I love reading. I REALLY love reading. I’m a little unbalanced about it, actually. My almost-five-year-old (The Bear) also loves books and stories, so I read a lot of children’s books these days. Before I had kids, I assumed that books and movies that were made for small children are mostly APPROPRIATE FOR SMALL CHILDREN. Boy, was I wrong.
I’ll save “inappropriate kids’ movies” for another day, and maybe another author. I haven’t really seen enough kids’ movies to know which ones are the worst. Does EVERY Disney movie involve parents dying? Feel free to enlighten me.

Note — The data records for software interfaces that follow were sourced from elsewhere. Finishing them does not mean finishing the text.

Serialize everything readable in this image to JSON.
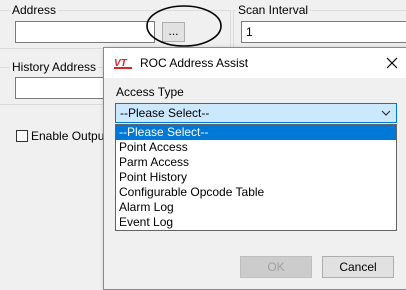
{
  "background_form": {
    "address_label": "Address",
    "address_value": "",
    "browse_button_label": "...",
    "scan_interval_label": "Scan Interval",
    "scan_interval_value": "1",
    "history_address_label": "History Address",
    "enable_output_label": "Enable Output"
  },
  "dialog": {
    "logo_text": "VT",
    "title": "ROC Address Assist",
    "access_type_label": "Access Type",
    "selected_value": "--Please Select--",
    "options": [
      "--Please Select--",
      "Point Access",
      "Parm Access",
      "Point History",
      "Configurable Opcode Table",
      "Alarm Log",
      "Event Log"
    ],
    "ok_label": "OK",
    "cancel_label": "Cancel"
  },
  "colors": {
    "selection_blue": "#0078d7",
    "select_highlight": "#cce8ff",
    "logo_red": "#d9262b"
  }
}
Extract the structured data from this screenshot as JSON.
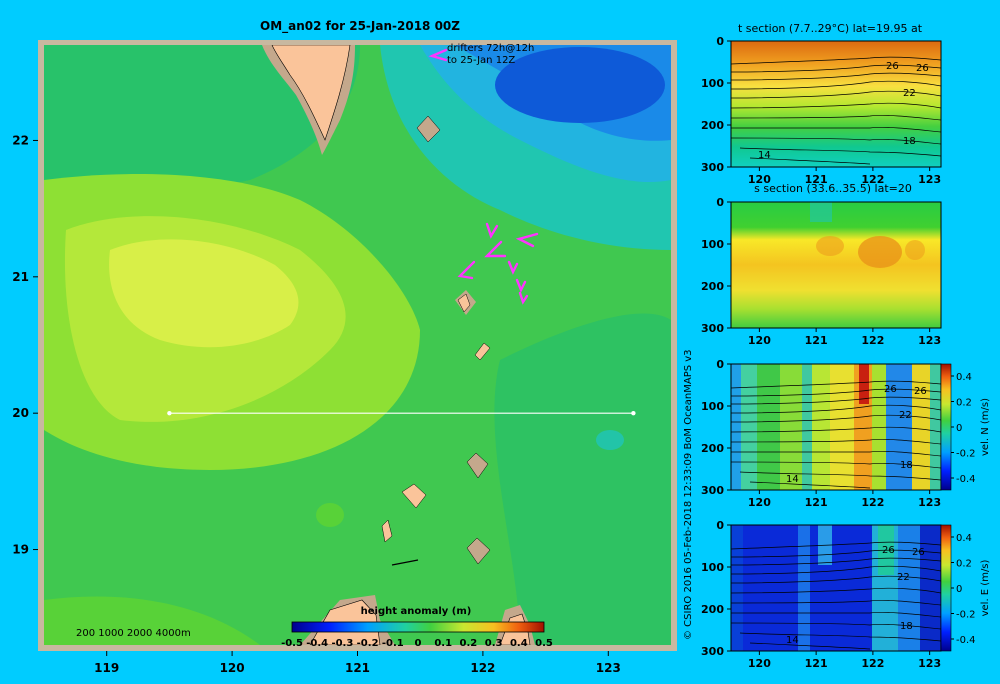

On a recent trip, I bought a book to read to my daughter. I had to edit it as I read, and unfortunately, she loved the book, so I had to edit it every time. The book is number 3 in Fish nor Fowl’s first Countdown of Terrible Children’s Books. Here goes! I’ve included some photos. If you can’t read the text in the photo, click on it to enlarge. The last one in the post is particularly worth a look.

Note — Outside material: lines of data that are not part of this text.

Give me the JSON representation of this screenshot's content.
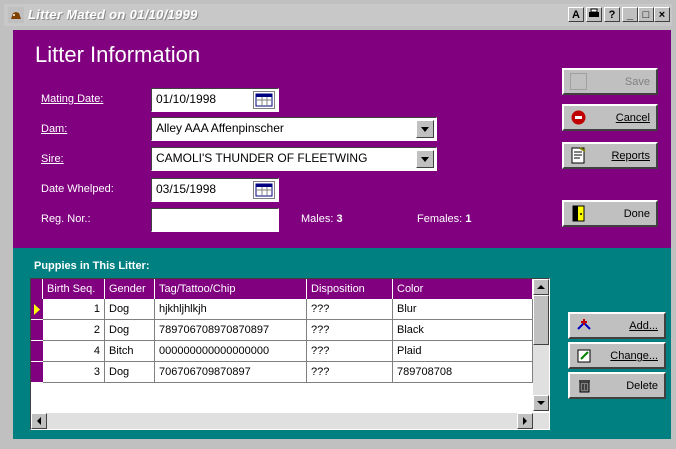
{
  "window": {
    "title": "Litter Mated on 01/10/1999",
    "controls": [
      "A",
      "?",
      "_",
      "□",
      "×"
    ]
  },
  "form": {
    "heading": "Litter Information",
    "mating_date_label": "Mating Date:",
    "mating_date_value": "01/10/1998",
    "dam_label": "Dam:",
    "dam_value": "Alley AAA Affenpinscher",
    "sire_label": "Sire:",
    "sire_value": "CAMOLI'S THUNDER OF FLEETWING",
    "date_whelped_label": "Date Whelped:",
    "date_whelped_value": "03/15/1998",
    "reg_nor_label": "Reg. Nor.:",
    "reg_nor_value": "",
    "males_label": "Males:",
    "males_value": "3",
    "females_label": "Females:",
    "females_value": "1"
  },
  "buttons": {
    "save": "Save",
    "cancel": "Cancel",
    "reports": "Reports",
    "done": "Done",
    "add": "Add...",
    "change": "Change...",
    "delete": "Delete"
  },
  "puppies": {
    "heading": "Puppies in This Litter:",
    "columns": [
      "Birth Seq.",
      "Gender",
      "Tag/Tattoo/Chip",
      "Disposition",
      "Color"
    ],
    "rows": [
      {
        "seq": "1",
        "gender": "Dog",
        "tag": "hjkhljhlkjh",
        "disposition": "???",
        "color": "Blur"
      },
      {
        "seq": "2",
        "gender": "Dog",
        "tag": "789706708970870897",
        "disposition": "???",
        "color": "Black"
      },
      {
        "seq": "4",
        "gender": "Bitch",
        "tag": "000000000000000000",
        "disposition": "???",
        "color": "Plaid"
      },
      {
        "seq": "3",
        "gender": "Dog",
        "tag": "706706709870897",
        "disposition": "???",
        "color": "789708708"
      }
    ]
  },
  "colors": {
    "form_bg": "#800080",
    "grid_area_bg": "#008080",
    "grid_header_bg": "#800080"
  }
}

4. The Giving Tree, Shel Silverstein. – I know, I know. It’s a classic. Everyone loves this book. It made me uncomfortable and itchy when I was a child, and it just gets more disturbing as I get older. Talk about depressing. Kid loves tree, tree loves kid, kid uses bits of tree until it is a decrepit, lonely stump and never shows affection or gratitude to the tree…
3. Plants Bite Back!, Richard Platt. – This is supposed to be a “Level 3″ reader, which they define as “reading alone.” Possibly because they don’t want parents of younger children to be horrified. The book is about plants with interesting defensive and offensive mechanisms, like poison ivy, stinging nettles, and carnivorous plants. This is the book that I mentioned that I have to edit every time I read it to The Bear. I’m not sure what age exactly they are shooting for, but it seems a bit early to describe historical methods of torture and execution using plants. Seriously.

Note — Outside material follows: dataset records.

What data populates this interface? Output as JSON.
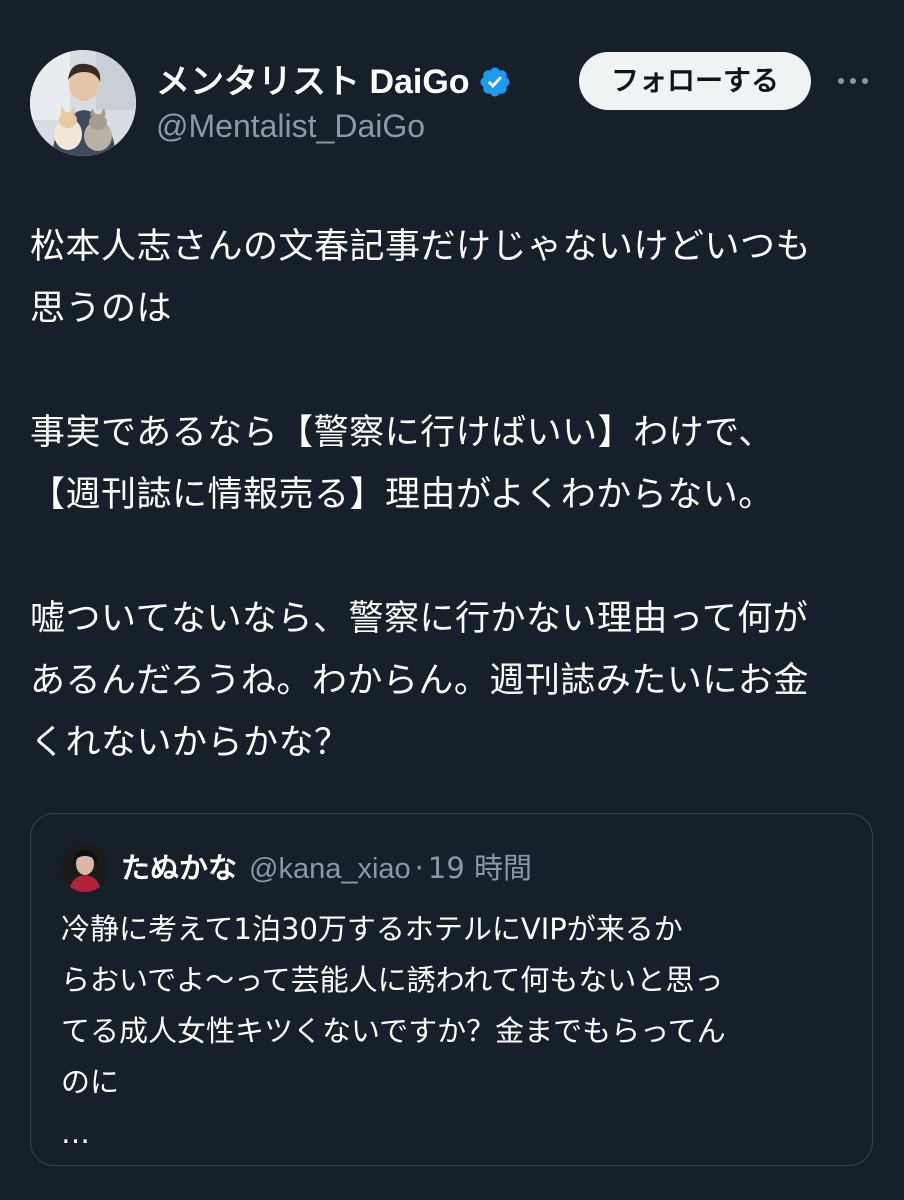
{
  "author": {
    "display_name": "メンタリスト DaiGo",
    "handle": "@Mentalist_DaiGo",
    "avatar_icon": "profile-photo-with-cats",
    "verified_icon": "verified-badge-icon"
  },
  "follow_button_label": "フォローする",
  "more_icon": "more-options-icon",
  "tweet": {
    "line1": "松本人志さんの文春記事だけじゃないけどいつも",
    "line2": "思うのは",
    "line3": "事実であるなら【警察に行けばいい】わけで、",
    "line4": "【週刊誌に情報売る】理由がよくわからない。",
    "line5": "嘘ついてないなら、警察に行かない理由って何が",
    "line6": "あるんだろうね。わからん。週刊誌みたいにお金",
    "line7": "くれないからかな？"
  },
  "quote": {
    "display_name": "たぬかな",
    "handle": "@kana_xiao",
    "separator": "·",
    "time": "19 時間",
    "line1": "冷静に考えて1泊30万するホテルにVIPが来るか",
    "line2": "らおいでよ〜って芸能人に誘われて何もないと思っ",
    "line3": "てる成人女性キツくないですか？金までもらってん",
    "line4": "のに",
    "line5": "…"
  },
  "colors": {
    "background": "#15202b",
    "verified": "#1d9bf0",
    "secondary_text": "#8b98a5",
    "border": "#38444d"
  }
}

2. Rainbow Fish, Marcus Pfister (board book edition). – Yes, it’s beautifully illustrated, but here is how the story goes: A lonely fish is the most beautiful fish in the ocean because of his shiny scales. Other fish won’t be his friend. Finally, he agrees to give away his shiny scales, one or two to each of the other fish, until the fish are all the same. After he gives away PARTS OF HIS BODY to all the other fish, they like him and he has “friends.” This makes me want to bang my head on the wall. I’m not sure if the lesson is that everyone has to be the same and if you’re different no one will like you, or that you have to buy your friends, or that if you’re exceptional in some way you have to make yourself average or you’ll be lonely forever. Aargh.
1. THE VERY WORST CHILDREN’S BOOK… *Drum roll*… Max and Moritz: A Morality Tale, Wilhelm Busch. - Max and Moritz are two delinquents who play nasty pranks on everyone in town. The book goes through a series of seven pranks. The very first prank they play is tying bread hunks together with string, and then allowing a neighbor’s chickens to eat the bread. The chickens are then joined by the string, and they get caught in a tree and die:
The boys continue in this vein for seven pranks. The end of the seventh prank defies description:
Did you catch that? They get EATEN BY DUCKS!!! Yes, that is the end of this children’s book. I rest my case.